> Exercise goal:
Go through the data below and copy each line where the word "Management" occurs.

Element data from apps and pages
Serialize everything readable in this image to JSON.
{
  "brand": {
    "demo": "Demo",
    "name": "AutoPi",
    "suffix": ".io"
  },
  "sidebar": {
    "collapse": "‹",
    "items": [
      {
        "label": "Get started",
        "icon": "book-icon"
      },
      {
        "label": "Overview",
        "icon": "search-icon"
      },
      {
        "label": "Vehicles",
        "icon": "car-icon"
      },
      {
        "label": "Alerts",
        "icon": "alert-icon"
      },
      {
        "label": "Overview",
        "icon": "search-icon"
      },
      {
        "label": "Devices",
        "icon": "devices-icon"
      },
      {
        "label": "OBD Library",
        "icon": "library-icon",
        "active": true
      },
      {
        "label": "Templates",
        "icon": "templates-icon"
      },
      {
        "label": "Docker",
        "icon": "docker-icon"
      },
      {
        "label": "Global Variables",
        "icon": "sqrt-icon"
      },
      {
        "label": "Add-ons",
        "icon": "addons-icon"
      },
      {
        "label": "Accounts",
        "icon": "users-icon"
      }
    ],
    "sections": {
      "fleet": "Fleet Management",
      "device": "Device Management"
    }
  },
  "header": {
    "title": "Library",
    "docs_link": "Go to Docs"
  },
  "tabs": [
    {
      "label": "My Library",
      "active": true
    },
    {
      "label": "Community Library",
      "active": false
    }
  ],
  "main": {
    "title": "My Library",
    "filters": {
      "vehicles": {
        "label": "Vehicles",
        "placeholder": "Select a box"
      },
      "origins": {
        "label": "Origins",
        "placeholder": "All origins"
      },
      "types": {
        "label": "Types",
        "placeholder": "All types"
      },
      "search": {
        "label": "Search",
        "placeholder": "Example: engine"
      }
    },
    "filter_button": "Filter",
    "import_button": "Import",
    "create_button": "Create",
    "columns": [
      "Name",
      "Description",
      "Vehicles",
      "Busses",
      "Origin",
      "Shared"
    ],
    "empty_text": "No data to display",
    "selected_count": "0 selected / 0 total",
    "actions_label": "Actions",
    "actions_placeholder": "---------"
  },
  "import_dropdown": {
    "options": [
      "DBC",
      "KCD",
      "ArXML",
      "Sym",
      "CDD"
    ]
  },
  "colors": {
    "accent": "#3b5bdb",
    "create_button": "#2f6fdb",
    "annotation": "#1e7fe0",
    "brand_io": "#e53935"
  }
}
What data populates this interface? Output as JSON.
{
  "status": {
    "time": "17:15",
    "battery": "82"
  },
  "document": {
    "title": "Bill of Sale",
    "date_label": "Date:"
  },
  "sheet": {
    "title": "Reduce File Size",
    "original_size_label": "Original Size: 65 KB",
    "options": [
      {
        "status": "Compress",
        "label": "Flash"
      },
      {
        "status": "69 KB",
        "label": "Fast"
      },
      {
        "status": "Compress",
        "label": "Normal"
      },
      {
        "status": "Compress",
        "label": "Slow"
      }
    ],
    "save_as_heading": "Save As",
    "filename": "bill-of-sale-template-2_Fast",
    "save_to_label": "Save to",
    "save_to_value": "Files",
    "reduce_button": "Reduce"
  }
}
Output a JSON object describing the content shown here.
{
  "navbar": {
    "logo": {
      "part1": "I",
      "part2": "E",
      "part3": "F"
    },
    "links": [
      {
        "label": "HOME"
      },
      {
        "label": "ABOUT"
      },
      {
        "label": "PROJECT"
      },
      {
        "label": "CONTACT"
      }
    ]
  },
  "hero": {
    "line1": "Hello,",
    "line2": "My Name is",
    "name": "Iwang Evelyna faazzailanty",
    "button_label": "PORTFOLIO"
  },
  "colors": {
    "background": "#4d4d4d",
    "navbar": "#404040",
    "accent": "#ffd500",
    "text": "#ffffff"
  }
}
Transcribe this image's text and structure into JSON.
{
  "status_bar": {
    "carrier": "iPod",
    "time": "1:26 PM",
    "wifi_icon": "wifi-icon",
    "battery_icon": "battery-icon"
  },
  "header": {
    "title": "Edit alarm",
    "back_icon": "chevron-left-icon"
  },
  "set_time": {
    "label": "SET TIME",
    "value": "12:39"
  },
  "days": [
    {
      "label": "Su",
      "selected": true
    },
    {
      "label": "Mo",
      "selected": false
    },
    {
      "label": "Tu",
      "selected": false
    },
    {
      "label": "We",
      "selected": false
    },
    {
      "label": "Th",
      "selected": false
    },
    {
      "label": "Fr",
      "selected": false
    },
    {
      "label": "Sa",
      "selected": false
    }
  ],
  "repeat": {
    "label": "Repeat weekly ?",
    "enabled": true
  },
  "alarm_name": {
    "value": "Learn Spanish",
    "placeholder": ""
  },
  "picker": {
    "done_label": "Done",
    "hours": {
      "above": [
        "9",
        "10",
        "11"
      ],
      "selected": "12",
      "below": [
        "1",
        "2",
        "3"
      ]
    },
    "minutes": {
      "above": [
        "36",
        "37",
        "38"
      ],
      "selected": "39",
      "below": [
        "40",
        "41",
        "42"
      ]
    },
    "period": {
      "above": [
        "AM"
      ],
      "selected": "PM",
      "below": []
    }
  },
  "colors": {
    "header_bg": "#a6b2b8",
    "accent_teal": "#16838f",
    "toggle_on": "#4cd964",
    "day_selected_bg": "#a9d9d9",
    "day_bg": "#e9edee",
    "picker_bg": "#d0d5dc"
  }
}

> Response below:
      "fleet": "Fleet Management",
      "device": "Device Management"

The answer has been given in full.